Only lines with the string "selected" matter here; gather them from the material below.

RECORDS SHOWN START

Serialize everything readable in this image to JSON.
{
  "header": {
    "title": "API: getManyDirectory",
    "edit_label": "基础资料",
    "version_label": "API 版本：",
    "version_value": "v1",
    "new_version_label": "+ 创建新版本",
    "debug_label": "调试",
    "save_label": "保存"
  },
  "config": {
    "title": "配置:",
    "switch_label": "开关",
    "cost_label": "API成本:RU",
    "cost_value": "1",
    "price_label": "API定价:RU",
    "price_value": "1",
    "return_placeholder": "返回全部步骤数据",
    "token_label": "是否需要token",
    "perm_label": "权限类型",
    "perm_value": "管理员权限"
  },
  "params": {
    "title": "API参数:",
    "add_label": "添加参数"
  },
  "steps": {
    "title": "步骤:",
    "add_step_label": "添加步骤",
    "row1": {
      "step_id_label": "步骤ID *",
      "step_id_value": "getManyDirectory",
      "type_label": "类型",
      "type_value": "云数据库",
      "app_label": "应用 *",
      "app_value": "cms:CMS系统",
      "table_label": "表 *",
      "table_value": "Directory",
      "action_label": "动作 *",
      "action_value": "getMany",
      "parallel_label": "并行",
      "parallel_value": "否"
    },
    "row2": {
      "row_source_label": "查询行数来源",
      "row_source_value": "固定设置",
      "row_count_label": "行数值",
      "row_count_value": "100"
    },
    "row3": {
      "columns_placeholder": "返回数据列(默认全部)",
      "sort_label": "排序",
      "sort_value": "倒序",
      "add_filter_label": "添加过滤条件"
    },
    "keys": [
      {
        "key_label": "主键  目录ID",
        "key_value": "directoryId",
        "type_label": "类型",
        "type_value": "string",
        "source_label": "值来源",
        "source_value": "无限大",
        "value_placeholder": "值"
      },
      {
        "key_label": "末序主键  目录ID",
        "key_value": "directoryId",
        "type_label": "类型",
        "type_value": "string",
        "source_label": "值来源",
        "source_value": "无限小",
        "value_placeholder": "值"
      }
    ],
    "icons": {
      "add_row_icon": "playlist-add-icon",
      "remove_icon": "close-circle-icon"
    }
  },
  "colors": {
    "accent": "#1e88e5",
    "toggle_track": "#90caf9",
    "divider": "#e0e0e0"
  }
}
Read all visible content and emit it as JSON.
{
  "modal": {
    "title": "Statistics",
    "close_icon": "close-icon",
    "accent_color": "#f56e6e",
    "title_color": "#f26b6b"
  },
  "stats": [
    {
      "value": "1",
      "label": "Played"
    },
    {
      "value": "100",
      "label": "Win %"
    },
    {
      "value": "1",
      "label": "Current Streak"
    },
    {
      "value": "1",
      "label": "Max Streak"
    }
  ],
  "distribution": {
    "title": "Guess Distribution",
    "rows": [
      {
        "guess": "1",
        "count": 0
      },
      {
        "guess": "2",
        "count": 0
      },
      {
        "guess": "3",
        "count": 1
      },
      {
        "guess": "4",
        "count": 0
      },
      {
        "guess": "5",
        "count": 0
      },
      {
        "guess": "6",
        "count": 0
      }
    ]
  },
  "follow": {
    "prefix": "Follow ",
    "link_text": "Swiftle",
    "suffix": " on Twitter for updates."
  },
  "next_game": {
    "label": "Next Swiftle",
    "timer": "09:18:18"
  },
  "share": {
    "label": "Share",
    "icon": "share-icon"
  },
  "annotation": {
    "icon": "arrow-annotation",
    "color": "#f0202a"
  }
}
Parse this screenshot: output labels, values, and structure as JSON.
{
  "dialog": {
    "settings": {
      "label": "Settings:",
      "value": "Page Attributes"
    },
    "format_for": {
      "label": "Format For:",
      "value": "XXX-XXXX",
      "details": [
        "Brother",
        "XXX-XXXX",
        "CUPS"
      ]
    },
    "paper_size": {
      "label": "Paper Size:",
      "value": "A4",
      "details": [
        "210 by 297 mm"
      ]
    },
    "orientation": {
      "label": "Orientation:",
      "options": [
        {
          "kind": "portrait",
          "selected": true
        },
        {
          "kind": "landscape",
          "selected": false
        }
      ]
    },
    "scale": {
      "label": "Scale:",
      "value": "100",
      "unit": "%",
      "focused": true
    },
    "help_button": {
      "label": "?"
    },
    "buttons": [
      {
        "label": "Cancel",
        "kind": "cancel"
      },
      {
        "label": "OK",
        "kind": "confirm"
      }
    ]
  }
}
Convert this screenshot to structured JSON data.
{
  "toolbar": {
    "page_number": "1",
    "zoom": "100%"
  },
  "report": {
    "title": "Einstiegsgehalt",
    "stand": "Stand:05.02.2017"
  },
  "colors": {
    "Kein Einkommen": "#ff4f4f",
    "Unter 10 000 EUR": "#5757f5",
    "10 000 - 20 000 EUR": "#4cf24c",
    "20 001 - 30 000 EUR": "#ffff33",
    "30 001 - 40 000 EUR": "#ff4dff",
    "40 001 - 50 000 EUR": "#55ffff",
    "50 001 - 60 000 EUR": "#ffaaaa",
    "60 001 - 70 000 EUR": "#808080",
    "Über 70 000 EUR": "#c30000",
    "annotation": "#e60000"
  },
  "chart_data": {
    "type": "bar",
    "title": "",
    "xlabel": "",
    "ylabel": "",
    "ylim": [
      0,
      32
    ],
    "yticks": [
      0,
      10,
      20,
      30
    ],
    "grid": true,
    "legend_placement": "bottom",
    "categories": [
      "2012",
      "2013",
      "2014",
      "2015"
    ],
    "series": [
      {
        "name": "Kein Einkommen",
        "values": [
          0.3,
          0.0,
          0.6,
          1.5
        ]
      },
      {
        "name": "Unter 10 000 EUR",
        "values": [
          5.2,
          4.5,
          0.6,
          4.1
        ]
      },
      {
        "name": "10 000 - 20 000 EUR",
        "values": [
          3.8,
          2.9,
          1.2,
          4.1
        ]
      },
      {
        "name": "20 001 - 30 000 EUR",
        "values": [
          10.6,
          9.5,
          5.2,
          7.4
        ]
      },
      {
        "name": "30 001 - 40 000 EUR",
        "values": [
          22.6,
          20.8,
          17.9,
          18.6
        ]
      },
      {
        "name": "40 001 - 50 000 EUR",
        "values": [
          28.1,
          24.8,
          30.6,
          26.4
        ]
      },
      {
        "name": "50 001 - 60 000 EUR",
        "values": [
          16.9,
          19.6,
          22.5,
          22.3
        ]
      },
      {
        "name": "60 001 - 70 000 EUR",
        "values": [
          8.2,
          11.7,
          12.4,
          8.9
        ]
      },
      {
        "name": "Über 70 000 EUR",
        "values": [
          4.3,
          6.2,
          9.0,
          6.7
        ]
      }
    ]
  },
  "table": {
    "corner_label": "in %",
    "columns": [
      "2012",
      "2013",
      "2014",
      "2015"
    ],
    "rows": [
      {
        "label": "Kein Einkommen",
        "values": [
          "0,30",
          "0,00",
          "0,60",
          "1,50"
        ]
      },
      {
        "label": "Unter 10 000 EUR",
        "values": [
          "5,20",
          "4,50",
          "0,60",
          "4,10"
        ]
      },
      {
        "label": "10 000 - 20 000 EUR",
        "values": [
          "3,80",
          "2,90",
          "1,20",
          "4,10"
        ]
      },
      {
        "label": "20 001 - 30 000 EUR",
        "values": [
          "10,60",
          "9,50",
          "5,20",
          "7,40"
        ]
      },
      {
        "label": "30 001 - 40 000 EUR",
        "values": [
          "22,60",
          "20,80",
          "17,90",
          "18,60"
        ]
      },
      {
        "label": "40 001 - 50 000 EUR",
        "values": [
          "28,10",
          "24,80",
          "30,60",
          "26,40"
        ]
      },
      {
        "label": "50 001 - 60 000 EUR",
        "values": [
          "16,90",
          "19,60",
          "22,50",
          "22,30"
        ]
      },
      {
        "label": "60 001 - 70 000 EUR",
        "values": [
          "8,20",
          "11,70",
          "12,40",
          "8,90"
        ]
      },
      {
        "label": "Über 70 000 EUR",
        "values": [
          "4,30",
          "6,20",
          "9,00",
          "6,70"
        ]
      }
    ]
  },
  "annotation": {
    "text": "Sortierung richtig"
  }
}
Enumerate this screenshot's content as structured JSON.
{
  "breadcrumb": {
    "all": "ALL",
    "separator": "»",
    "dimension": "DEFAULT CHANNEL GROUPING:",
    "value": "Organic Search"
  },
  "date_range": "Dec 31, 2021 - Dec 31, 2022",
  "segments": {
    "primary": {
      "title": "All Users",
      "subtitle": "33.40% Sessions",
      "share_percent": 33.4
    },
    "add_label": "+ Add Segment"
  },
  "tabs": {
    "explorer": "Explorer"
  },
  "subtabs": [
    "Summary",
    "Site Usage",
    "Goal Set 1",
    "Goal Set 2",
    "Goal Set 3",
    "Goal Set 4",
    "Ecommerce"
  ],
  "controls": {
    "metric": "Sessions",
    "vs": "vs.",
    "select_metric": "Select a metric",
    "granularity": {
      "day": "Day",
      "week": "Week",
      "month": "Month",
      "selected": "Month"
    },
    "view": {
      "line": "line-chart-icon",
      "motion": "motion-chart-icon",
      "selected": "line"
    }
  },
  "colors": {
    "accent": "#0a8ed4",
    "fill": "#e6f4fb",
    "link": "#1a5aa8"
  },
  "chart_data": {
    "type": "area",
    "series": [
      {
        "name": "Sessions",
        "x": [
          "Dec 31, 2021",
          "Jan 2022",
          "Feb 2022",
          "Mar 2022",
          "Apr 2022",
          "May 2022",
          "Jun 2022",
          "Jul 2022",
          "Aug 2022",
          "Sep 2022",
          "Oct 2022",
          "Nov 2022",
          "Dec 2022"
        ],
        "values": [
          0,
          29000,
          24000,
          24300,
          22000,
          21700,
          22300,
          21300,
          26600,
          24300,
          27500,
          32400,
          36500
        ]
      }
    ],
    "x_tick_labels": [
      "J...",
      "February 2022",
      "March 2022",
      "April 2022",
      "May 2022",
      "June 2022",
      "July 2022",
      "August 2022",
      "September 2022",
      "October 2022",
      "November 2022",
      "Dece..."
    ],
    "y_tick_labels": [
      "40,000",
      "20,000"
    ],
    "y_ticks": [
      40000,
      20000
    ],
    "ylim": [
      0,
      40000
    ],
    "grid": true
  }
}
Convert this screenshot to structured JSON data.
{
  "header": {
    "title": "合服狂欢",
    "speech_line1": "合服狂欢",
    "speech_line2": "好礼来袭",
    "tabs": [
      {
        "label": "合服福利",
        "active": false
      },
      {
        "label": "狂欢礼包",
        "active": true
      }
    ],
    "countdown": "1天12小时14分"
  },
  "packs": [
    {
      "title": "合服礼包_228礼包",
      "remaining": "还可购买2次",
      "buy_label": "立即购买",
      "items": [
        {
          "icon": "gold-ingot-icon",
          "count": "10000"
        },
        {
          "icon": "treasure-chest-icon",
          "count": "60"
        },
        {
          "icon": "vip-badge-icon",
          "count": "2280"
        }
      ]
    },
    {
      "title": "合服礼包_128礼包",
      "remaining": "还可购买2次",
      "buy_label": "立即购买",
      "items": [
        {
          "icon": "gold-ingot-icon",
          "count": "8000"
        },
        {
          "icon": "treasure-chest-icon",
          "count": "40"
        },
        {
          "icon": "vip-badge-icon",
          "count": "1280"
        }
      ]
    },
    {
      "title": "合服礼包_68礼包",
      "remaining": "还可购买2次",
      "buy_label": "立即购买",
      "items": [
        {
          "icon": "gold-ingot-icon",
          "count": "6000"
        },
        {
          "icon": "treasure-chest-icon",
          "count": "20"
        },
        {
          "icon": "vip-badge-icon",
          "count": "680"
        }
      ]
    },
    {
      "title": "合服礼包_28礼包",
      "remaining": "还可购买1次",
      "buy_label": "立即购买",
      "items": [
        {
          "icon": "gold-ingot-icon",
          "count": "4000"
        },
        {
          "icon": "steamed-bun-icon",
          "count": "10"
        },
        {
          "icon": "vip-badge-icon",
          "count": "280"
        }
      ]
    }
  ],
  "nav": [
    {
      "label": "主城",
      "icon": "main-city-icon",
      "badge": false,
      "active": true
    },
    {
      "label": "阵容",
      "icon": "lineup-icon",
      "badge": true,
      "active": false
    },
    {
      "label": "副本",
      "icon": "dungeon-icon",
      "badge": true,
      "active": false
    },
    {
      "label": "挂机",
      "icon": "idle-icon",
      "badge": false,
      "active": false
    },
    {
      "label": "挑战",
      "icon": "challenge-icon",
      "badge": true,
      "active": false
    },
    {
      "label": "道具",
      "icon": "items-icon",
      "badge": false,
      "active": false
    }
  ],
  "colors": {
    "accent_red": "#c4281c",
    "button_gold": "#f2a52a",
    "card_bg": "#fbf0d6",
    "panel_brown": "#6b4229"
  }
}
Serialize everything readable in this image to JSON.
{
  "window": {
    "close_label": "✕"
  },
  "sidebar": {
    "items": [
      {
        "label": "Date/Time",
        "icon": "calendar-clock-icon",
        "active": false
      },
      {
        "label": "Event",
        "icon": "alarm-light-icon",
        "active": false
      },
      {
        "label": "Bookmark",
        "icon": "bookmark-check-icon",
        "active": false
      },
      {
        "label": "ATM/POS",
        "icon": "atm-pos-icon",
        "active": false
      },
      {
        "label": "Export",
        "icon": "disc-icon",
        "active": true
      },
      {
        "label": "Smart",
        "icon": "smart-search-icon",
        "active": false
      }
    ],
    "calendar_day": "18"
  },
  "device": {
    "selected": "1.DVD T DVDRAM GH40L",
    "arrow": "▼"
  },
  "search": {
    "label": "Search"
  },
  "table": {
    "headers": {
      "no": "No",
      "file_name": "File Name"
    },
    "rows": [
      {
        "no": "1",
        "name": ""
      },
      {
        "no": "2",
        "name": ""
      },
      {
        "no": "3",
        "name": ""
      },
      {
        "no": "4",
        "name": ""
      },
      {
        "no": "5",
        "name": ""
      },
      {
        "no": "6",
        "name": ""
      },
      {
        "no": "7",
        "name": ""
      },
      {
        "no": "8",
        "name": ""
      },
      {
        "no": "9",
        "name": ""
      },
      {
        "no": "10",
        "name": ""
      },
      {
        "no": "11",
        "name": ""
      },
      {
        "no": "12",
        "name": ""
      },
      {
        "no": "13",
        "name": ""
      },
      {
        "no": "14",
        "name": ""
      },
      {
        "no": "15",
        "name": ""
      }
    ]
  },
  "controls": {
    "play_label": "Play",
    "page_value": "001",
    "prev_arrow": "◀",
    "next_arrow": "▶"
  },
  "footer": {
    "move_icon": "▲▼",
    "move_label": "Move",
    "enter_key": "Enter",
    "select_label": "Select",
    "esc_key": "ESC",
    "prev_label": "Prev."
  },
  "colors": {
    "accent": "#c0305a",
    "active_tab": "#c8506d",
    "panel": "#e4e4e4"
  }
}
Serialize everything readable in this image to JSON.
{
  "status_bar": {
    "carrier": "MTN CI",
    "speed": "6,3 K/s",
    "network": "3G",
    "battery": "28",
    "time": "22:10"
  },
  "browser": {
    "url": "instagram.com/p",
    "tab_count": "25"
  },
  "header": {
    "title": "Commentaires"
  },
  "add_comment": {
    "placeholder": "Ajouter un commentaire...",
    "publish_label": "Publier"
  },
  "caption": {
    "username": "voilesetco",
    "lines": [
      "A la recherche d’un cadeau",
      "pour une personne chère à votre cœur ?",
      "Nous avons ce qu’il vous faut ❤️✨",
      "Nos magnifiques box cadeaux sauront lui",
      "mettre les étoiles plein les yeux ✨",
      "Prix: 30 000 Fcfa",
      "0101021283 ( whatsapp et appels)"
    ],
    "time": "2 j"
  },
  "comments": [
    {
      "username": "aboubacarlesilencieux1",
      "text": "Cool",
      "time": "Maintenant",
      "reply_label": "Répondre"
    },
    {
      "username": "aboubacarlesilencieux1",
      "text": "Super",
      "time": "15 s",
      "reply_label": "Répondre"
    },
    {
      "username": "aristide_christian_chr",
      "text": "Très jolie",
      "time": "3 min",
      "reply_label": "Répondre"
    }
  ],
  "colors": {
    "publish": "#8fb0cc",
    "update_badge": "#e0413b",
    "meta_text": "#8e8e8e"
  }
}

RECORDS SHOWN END

RESPONSE AREA:
          "selected": true
          "selected": false
      "selected": "Month"
      "selected": "line"
    "selected": "1.DVD T DVDRAM GH40L",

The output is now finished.